These are a great option, if you aren’t allergic. Look for these raw nuts, and make sure they aren’t loaded with salt or sweeteners: almonds, cashews, pistachios. Nuts are good fats, and a great source of protein. They are actually better for balancing your sugar levels so you won’t get quite as hungry as quickly after eating them.
Homemade granola snacks can be healthy snacks
These are simple to make and most people have all the ingredients on hand. Just take oats, peanut butter, and honey (you can add your favorite nut in, too) and roll them in a ball. Then, let them sit in the fridge to set-up. Sometimes I even add a little chocolate! We like to make these in our house – they are easy, delicious, and healthy.
Vegetables are healthy snacks, too
Yes, this is an obvious choice. We like to cut up carrots, but you can really use any vegetable you have available. Hummus is widely available these days and it’s a great addition to your veggie snack. Some veggies pair well with peanut butter, like carrots or celery. You can even make “ants on a log” with celery, peanut butter, and raisins.
As adults we may think some of these snacks are just for kids, but they are actually easy, healthy alternatives to the other junk out there marketed to adults. I’d love to hear your go-to healthy snacks. Comment below!
Sometimes being active takes motivation. There are some tips and tricks I use to help motivate myself and my family into an active lifestyle.
You might be wondering, “Is it even possible to motivate yourself?” The big thing I have to do is ask myself what activities I actually enjoy spending time doing. I am more likely to engage in movement when I enjoy the activity. So, if you don’t like running, setting a race day as motivation may not be what you need. Maybe you’d enjoy hiking or yoga more. In that case, setting a goal around those activities could be more motivating.
Accountability is important. One tip for accountability that helps me is participating in 30-day challenges with friends. Each day we check in via text to let the others know we did the daily challenge or ask how they are doing on their goals. Having someone to answer to can really increase motivation! Another tip is working a fitness program where you can check off the “boxes” of activities. This helps me stay on track while feeling like I am accomplishing something. Somehow, checking off the box helps the goal to feel more tangible.
In the winter, I am motivated to stay in shape from the fitness activities I’ve done over the summer. I don’t want to lose the results of the hard work from the season. So, in the winter, I try to shift my activities inside (or gym-based activities), like strength and weight training. Staying in shape is the motivation, and I must alter my activity to achieve my goal.
A lot of times, in order to motivate kids to be active, we have to model the behavior and invite them along. This summer, I had goals for my own running. What I did to involve my kids was invite them along to bike with me while I ran.

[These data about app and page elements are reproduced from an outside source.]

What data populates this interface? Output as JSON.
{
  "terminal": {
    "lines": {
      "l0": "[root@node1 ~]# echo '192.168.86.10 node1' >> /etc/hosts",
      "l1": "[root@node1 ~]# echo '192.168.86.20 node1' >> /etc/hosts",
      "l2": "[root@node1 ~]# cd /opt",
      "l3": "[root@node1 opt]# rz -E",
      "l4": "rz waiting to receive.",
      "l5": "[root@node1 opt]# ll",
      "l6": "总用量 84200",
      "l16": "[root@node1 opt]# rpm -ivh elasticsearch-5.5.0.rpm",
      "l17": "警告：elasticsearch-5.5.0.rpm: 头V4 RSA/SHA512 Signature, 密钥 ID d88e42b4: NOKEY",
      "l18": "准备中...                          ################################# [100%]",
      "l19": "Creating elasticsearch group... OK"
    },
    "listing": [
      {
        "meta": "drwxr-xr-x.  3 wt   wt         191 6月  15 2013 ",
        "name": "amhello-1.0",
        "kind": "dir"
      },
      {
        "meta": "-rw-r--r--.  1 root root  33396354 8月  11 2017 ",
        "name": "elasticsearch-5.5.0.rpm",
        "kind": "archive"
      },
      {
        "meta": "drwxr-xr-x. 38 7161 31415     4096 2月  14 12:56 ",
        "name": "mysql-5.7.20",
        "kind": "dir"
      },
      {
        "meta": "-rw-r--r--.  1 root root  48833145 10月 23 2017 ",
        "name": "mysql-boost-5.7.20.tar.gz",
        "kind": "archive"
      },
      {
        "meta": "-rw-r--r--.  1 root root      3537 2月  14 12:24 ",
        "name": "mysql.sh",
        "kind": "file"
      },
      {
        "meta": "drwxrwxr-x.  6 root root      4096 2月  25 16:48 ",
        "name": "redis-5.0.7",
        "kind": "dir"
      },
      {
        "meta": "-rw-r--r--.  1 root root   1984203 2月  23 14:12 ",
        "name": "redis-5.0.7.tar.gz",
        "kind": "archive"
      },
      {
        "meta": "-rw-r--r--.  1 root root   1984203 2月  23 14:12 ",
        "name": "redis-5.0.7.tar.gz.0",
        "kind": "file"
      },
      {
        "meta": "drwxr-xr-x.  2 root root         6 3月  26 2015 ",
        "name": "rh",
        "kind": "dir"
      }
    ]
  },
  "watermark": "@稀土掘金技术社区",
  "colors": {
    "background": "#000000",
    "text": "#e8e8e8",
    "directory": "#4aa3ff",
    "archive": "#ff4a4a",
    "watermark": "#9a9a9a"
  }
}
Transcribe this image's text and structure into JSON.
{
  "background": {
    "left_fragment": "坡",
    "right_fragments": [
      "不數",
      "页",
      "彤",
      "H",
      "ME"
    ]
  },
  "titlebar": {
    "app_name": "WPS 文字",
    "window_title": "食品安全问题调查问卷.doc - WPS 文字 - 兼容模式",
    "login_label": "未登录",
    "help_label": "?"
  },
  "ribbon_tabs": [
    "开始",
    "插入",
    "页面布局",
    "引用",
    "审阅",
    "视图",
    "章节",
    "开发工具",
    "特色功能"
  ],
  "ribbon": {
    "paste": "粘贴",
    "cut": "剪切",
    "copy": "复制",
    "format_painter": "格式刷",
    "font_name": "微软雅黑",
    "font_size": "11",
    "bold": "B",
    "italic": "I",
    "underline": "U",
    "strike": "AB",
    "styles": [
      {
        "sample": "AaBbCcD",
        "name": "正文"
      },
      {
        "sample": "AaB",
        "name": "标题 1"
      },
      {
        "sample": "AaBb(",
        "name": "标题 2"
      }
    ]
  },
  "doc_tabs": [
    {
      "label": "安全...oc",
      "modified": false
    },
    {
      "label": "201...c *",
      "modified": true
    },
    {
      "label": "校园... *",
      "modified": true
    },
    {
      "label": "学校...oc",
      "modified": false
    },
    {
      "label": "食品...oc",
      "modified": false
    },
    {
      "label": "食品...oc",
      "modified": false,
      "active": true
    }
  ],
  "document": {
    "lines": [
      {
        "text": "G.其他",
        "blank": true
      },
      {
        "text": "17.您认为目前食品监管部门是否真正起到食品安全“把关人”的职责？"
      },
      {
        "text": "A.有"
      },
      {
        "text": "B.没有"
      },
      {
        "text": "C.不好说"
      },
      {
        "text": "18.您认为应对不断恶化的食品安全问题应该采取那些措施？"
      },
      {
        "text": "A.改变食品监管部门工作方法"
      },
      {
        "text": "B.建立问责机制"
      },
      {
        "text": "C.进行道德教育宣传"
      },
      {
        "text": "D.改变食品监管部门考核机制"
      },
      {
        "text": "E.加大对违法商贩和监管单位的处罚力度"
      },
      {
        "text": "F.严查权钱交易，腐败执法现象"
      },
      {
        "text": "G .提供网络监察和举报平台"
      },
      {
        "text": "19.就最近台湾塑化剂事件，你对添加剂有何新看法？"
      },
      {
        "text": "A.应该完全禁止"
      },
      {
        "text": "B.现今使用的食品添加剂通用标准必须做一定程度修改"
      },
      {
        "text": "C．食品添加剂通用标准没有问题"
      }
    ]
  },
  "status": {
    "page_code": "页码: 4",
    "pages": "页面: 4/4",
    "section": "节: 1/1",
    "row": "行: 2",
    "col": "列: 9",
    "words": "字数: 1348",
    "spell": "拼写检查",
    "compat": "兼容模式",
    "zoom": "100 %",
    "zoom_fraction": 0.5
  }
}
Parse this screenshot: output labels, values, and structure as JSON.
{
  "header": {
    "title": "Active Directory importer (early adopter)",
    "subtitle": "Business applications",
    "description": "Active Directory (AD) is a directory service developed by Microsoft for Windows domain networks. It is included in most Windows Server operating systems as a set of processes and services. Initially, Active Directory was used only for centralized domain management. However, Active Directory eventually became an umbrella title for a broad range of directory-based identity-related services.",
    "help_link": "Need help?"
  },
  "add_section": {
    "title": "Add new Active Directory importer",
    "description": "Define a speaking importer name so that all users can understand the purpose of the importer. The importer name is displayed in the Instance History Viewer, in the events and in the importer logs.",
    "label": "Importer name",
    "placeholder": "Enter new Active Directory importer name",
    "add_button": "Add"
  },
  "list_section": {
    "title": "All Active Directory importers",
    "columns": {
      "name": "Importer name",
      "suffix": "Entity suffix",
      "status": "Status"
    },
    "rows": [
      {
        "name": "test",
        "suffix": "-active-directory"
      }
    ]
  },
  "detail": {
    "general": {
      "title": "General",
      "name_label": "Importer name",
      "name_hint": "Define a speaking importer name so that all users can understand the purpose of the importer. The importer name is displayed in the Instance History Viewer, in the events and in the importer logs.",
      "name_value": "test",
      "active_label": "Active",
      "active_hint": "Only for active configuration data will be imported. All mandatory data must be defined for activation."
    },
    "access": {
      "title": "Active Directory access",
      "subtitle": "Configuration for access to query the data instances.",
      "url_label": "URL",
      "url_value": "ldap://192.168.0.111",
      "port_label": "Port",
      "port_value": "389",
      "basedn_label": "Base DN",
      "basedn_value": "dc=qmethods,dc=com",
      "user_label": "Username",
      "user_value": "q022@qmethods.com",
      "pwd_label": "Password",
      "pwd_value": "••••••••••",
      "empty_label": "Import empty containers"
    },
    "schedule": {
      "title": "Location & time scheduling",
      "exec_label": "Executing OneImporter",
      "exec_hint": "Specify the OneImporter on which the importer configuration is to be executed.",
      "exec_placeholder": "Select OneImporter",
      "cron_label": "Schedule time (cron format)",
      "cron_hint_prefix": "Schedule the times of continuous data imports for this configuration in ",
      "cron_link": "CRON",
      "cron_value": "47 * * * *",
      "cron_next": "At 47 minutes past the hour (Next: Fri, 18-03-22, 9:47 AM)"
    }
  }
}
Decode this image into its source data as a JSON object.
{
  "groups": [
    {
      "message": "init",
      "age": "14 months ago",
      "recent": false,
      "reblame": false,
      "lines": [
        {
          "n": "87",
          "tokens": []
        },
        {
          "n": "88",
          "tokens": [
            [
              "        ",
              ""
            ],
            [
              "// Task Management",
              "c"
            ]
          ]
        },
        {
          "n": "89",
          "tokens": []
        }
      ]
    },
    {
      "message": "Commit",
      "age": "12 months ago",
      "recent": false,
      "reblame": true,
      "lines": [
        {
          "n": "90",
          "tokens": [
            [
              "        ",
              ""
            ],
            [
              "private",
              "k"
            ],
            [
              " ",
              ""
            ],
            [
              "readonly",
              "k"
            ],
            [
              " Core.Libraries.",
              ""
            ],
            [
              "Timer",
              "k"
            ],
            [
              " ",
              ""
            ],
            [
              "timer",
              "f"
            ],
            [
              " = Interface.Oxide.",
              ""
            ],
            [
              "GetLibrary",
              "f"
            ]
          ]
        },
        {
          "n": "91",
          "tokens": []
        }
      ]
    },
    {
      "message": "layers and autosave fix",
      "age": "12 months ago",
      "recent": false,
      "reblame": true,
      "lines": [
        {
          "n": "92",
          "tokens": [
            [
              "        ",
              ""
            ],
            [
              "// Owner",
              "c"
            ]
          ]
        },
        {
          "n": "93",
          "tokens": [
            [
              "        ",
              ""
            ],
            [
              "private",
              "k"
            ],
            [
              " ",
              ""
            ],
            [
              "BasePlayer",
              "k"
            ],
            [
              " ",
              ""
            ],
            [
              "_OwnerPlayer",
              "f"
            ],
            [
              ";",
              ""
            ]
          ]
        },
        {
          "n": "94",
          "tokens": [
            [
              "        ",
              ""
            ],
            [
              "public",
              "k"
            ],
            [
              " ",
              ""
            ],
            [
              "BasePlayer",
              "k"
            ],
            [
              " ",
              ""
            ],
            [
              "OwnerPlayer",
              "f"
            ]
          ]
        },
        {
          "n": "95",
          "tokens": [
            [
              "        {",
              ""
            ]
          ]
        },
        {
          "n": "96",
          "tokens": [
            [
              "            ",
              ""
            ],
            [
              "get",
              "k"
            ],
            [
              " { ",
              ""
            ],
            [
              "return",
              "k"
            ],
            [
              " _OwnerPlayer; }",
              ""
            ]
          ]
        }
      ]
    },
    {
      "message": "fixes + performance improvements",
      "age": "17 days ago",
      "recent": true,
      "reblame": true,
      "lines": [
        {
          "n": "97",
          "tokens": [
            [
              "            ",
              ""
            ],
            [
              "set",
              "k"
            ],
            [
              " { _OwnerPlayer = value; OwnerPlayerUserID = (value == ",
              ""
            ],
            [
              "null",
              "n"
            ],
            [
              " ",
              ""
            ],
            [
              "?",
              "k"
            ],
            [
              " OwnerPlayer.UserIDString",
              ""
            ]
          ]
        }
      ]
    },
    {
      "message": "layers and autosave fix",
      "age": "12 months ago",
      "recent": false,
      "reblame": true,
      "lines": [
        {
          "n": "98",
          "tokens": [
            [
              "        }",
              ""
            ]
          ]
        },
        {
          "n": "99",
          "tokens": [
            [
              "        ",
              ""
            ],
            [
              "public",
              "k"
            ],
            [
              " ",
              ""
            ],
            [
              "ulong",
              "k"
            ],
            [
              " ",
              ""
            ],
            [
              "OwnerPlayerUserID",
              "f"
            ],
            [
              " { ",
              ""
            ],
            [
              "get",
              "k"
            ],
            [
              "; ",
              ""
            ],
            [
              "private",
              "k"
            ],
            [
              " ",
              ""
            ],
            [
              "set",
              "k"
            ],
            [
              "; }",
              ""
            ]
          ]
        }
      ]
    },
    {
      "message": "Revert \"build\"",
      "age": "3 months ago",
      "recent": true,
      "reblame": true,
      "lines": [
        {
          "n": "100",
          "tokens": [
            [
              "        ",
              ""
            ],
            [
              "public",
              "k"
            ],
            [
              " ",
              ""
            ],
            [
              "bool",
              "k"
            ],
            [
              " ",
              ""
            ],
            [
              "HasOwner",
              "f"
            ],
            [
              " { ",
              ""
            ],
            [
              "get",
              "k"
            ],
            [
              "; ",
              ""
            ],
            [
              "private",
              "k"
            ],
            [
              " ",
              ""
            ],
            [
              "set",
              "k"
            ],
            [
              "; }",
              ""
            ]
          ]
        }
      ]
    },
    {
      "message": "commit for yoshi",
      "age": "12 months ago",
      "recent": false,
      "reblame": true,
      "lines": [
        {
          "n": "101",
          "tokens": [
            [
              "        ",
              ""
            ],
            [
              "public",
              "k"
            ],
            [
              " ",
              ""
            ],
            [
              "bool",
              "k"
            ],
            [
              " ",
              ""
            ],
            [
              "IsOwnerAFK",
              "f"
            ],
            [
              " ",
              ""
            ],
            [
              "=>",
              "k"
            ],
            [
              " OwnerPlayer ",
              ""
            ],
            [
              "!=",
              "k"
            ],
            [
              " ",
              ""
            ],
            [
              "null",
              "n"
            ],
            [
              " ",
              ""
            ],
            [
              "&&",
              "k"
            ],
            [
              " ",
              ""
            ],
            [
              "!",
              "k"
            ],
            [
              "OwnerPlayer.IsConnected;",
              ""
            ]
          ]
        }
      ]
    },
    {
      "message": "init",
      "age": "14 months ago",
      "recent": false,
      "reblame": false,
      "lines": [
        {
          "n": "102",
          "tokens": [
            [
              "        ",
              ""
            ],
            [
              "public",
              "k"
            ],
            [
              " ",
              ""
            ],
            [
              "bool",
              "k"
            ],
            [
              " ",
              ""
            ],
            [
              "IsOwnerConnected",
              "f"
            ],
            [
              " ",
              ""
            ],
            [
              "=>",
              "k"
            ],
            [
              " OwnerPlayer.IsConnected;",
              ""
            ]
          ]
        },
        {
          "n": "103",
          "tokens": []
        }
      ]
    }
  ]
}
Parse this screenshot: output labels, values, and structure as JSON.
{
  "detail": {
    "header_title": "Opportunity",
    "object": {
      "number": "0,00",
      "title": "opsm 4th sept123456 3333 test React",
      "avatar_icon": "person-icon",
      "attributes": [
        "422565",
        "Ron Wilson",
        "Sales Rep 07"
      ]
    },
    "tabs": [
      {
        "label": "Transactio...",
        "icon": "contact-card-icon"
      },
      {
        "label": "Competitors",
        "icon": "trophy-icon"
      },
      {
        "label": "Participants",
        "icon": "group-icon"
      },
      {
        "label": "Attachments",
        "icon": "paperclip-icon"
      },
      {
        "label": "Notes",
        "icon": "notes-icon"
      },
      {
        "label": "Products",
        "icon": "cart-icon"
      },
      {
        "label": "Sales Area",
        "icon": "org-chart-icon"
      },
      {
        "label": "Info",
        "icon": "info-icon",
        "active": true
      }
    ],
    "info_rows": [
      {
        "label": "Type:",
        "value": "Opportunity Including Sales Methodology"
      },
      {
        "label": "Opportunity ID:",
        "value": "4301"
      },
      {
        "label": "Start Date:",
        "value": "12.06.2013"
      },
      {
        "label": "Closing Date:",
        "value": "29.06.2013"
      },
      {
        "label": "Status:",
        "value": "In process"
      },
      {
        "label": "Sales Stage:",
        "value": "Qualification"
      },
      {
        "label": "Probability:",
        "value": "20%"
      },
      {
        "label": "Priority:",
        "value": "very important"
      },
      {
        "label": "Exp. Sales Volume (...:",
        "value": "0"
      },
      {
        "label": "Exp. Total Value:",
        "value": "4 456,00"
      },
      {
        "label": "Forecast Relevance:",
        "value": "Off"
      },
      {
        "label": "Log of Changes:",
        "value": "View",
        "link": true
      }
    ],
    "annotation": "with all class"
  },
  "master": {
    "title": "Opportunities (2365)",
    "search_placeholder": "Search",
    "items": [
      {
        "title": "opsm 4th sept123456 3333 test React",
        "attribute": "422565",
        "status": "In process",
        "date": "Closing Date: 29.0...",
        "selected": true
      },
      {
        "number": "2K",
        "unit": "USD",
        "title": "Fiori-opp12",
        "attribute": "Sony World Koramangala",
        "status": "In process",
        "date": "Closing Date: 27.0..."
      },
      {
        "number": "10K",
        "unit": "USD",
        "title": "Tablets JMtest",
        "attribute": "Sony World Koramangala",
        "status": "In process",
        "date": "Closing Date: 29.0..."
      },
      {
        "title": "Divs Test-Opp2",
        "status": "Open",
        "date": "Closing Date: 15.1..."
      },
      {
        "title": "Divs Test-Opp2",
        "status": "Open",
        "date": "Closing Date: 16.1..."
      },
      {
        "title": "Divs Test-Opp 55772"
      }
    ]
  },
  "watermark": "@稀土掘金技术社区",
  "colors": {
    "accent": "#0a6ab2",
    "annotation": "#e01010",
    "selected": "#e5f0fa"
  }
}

They liked it because they didn’t have to go as fast on the bike; at the same time, they were able to help me run faster. We were doing separate activities together, and the kids seemed to have fun with it.
Another tip for motivating your family to be active is to create little hunts along the way when you are running, biking, hiking, or skiing. We will pick something and count how many we can see along our route. In the winter, you could pick how many snowmen you see while out for a walk, or how many people wearing red jackets while skiing. The options are endless.
Just like for yourself, you can ask your family what types of activities they like doing and then participate with them. I’m talking about movement-based activities here – playing sports, hiking, running. My son likes to play football, so I’ll spend time with him in the yard running drills or playing catch. The point is, the more interested they are in an activity, the more likely they are to do it. These are some ideas for motivating yourself and your family to stay active. What else works for you?